THE PROBLEM => Filter the entries below down to the lines that hold "true".

AVAILABLE DATA =>
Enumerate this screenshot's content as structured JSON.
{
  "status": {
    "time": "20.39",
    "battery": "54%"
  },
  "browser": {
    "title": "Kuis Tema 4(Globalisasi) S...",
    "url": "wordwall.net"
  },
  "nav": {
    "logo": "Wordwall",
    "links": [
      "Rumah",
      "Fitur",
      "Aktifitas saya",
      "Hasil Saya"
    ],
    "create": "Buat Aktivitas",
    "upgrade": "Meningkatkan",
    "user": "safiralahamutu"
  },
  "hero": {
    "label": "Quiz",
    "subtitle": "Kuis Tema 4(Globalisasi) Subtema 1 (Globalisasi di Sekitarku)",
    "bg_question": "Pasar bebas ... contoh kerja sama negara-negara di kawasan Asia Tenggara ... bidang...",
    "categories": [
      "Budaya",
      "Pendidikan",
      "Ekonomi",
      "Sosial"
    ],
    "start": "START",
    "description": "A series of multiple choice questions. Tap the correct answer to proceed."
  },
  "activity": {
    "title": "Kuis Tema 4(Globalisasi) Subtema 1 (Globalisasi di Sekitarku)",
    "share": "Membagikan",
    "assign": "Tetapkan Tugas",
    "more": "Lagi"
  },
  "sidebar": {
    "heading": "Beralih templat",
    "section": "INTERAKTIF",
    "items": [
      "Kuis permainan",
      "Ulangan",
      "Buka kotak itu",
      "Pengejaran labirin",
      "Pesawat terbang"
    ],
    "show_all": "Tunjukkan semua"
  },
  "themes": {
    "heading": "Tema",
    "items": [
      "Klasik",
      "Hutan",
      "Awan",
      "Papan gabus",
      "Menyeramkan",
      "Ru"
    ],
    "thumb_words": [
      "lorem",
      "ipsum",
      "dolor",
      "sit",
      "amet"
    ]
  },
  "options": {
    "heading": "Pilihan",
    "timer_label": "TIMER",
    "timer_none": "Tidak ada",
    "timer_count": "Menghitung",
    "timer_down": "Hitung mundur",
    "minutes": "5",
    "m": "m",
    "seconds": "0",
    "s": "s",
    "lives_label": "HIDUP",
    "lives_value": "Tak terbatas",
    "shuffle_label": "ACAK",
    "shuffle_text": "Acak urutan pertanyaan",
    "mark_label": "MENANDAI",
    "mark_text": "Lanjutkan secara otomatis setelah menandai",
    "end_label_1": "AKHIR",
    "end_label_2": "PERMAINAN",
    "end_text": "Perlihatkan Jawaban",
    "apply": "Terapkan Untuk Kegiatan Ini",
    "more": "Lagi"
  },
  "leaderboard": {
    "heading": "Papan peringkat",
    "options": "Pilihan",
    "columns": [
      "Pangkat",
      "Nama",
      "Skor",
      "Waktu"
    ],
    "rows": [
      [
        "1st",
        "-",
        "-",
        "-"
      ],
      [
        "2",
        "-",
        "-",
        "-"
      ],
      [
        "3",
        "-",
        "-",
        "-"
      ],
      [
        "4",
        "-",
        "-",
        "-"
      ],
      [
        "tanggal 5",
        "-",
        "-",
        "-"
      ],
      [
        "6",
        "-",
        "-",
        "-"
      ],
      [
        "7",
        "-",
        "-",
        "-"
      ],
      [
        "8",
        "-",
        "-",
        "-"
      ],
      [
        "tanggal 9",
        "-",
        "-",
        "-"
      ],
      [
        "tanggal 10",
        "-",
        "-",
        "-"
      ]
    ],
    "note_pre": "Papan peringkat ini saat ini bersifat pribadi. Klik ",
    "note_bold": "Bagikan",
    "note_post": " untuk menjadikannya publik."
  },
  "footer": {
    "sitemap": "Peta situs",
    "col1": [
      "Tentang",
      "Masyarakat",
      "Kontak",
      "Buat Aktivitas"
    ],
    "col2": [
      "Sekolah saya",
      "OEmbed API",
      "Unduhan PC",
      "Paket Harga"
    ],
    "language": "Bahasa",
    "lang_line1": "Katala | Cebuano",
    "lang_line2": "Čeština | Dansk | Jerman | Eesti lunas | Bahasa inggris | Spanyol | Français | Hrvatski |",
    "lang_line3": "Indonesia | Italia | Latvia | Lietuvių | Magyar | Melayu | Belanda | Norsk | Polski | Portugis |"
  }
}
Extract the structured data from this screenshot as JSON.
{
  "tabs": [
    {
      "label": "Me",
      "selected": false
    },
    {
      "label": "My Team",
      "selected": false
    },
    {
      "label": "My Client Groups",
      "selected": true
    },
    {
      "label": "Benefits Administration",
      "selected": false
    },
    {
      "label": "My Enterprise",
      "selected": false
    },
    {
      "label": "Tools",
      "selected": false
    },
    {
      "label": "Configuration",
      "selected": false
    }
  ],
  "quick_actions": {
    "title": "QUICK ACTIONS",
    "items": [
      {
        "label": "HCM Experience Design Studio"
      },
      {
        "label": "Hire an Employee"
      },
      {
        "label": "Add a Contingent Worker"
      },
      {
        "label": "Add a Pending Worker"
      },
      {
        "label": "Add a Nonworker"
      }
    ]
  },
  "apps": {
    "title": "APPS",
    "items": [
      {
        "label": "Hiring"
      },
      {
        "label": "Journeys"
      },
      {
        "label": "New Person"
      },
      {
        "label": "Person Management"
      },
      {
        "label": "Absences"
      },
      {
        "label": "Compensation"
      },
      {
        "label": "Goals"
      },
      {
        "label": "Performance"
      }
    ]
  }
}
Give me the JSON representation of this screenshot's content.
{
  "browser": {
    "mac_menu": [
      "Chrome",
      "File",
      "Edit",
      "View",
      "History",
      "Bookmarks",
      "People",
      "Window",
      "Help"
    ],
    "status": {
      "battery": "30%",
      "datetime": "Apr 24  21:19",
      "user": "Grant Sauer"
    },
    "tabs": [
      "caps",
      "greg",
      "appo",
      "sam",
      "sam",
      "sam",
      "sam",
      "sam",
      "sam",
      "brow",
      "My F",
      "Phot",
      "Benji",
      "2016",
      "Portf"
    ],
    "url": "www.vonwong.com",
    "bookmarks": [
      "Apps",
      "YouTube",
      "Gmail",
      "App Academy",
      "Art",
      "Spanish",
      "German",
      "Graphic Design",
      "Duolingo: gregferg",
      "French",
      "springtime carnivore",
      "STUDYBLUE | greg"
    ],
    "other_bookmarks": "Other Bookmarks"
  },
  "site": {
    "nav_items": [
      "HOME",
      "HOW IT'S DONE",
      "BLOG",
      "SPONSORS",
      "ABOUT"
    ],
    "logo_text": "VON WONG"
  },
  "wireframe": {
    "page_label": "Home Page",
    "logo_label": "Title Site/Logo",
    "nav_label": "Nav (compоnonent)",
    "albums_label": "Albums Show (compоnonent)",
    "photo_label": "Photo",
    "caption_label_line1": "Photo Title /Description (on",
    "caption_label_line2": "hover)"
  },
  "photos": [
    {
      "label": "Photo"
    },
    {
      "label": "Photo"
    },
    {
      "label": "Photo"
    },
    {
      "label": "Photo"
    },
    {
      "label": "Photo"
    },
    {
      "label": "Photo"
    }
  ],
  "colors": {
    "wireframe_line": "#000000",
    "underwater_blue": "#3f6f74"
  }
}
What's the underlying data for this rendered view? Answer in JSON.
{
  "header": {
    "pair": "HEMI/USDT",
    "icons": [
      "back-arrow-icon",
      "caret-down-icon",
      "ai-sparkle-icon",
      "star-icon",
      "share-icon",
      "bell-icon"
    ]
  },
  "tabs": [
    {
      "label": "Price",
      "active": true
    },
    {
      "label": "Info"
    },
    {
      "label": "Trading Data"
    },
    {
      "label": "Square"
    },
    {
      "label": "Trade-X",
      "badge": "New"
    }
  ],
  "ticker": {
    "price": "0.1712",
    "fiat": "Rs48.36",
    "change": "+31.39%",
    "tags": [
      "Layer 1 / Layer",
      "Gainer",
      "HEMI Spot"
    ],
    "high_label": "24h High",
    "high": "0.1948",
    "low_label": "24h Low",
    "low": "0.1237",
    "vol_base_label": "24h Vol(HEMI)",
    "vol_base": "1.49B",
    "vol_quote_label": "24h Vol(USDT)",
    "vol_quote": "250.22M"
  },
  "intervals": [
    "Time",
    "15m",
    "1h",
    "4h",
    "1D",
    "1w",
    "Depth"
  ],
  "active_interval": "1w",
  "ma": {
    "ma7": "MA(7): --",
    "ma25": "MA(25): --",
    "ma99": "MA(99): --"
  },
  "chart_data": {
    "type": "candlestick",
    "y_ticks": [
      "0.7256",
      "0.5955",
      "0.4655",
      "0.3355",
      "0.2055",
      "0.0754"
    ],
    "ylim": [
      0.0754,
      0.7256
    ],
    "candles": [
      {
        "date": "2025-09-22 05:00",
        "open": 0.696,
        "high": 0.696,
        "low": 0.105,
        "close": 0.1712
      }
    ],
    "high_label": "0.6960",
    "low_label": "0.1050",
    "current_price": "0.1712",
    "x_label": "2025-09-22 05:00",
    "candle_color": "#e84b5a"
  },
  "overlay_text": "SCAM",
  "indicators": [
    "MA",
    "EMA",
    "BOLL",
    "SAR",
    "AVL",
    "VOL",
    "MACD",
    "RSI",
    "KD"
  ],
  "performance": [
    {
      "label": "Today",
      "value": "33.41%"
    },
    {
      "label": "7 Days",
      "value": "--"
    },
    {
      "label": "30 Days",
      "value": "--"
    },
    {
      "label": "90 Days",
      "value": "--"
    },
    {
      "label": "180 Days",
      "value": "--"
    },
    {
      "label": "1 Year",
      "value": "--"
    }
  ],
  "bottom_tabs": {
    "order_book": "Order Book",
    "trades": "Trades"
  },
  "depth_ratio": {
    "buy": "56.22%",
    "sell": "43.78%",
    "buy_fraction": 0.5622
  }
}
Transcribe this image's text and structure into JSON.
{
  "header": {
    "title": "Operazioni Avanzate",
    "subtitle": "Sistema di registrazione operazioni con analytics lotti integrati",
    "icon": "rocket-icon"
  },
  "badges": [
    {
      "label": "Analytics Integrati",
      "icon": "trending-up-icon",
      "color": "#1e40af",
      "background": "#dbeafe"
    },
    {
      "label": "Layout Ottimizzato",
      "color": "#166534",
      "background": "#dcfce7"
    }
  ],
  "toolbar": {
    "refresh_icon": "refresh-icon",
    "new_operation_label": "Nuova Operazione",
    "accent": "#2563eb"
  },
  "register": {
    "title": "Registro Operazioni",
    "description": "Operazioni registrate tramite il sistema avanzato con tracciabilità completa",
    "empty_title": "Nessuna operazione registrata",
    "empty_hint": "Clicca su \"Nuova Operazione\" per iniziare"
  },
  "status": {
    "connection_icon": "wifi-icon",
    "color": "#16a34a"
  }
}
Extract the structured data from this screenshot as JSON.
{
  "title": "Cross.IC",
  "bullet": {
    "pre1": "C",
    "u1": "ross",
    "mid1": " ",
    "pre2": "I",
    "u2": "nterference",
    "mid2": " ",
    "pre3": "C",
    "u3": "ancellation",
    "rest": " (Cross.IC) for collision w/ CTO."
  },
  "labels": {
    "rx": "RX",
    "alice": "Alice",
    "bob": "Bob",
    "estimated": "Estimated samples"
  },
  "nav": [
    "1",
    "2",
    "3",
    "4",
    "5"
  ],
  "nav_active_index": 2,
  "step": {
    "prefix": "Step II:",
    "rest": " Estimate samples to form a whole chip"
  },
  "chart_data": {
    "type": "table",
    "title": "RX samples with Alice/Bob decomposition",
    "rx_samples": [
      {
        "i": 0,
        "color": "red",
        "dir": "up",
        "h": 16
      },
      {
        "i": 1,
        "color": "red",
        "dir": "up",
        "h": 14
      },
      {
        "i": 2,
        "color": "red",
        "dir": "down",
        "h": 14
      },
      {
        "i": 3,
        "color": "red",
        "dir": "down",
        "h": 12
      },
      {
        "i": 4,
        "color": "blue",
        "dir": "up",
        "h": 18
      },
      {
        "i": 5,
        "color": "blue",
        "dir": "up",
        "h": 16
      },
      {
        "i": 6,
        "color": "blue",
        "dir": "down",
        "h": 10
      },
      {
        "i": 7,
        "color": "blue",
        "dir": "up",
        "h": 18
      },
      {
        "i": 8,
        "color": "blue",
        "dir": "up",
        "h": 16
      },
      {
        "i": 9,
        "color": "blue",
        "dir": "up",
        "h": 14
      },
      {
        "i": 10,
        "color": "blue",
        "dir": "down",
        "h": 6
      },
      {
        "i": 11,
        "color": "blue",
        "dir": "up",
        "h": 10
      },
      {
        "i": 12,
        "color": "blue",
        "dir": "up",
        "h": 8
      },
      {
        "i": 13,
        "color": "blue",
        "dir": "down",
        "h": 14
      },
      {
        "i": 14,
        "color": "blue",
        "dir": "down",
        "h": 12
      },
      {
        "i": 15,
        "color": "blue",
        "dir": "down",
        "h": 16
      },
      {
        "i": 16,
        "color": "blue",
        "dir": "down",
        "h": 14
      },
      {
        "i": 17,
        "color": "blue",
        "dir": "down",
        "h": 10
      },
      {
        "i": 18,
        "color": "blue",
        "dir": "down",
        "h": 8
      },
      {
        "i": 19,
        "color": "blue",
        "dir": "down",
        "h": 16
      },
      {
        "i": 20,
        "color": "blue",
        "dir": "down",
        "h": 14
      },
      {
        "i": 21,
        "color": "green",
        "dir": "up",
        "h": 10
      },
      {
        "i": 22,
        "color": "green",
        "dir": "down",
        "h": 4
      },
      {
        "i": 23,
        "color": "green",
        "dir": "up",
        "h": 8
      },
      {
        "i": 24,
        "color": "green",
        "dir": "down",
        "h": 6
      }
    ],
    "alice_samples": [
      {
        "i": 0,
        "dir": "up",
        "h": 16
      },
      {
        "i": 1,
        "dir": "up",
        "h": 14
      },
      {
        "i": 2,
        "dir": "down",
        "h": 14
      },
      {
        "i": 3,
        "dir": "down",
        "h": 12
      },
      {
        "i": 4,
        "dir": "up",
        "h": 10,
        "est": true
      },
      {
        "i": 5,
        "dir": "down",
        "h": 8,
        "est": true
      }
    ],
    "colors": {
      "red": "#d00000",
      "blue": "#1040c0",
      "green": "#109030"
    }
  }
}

EXERCISE OUTPUT =>
      "selected": true
      "active": true
        "est": true
        "est": true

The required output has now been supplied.